Exercise directions: The word "type" appears in some lines of the records below; state how many lines, and nothing else.

Records contained in a dataset:
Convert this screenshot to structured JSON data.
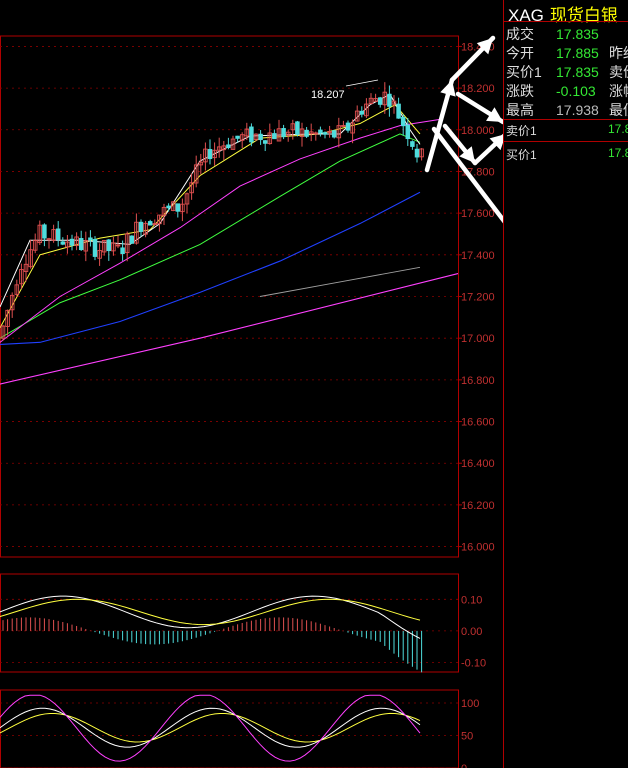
{
  "panel": {
    "code": "XAG",
    "name": "现货白银",
    "rows": [
      {
        "label": "成交",
        "value": "17.835",
        "color": "#34e834",
        "label2": ""
      },
      {
        "label": "今开",
        "value": "17.885",
        "color": "#34e834",
        "label2": "昨结"
      },
      {
        "label": "买价1",
        "value": "17.835",
        "color": "#34e834",
        "label2": "卖价"
      },
      {
        "label": "涨跌",
        "value": "-0.103",
        "color": "#34e834",
        "label2": "涨幅"
      },
      {
        "label": "最高",
        "value": "17.938",
        "color": "#bbbbbb",
        "label2": "最低"
      }
    ],
    "ask_label": "卖价1",
    "ask_value": "17.8",
    "bid_label": "买价1",
    "bid_value": "17.8"
  },
  "chart_data": [
    {
      "type": "candlestick",
      "ylim": [
        15.95,
        18.45
      ],
      "yticks": [
        "18.400",
        "18.200",
        "18.000",
        "17.800",
        "17.600",
        "17.400",
        "17.200",
        "17.000",
        "16.800",
        "16.600",
        "16.400",
        "16.200",
        "16.000"
      ],
      "annotation": "18.207",
      "colors": {
        "up": "#e05050",
        "down": "#4fdcdc",
        "ma5": "#ffffff",
        "ma10": "#ffff40",
        "ma20": "#ff40ff",
        "ma30": "#40ff40",
        "ma60": "#2040ff",
        "ma120": "#a0a0a0",
        "ma250": "#ff40ff"
      },
      "series_ma5_end": 17.93,
      "series_ma10_end": 17.98,
      "series_ma20_end": 18.05,
      "series_ma30_end": 17.94,
      "series_ma60_end": 17.7,
      "series_ma120_end": 17.34,
      "series_ma250_end": 17.31
    },
    {
      "type": "macd",
      "ylim": [
        -0.13,
        0.18
      ],
      "yticks": [
        "0.10",
        "0.00",
        "-0.10"
      ]
    },
    {
      "type": "kdj",
      "ylim": [
        0,
        120
      ],
      "yticks": [
        "100",
        "50",
        "0"
      ]
    }
  ]
}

Task solution: 3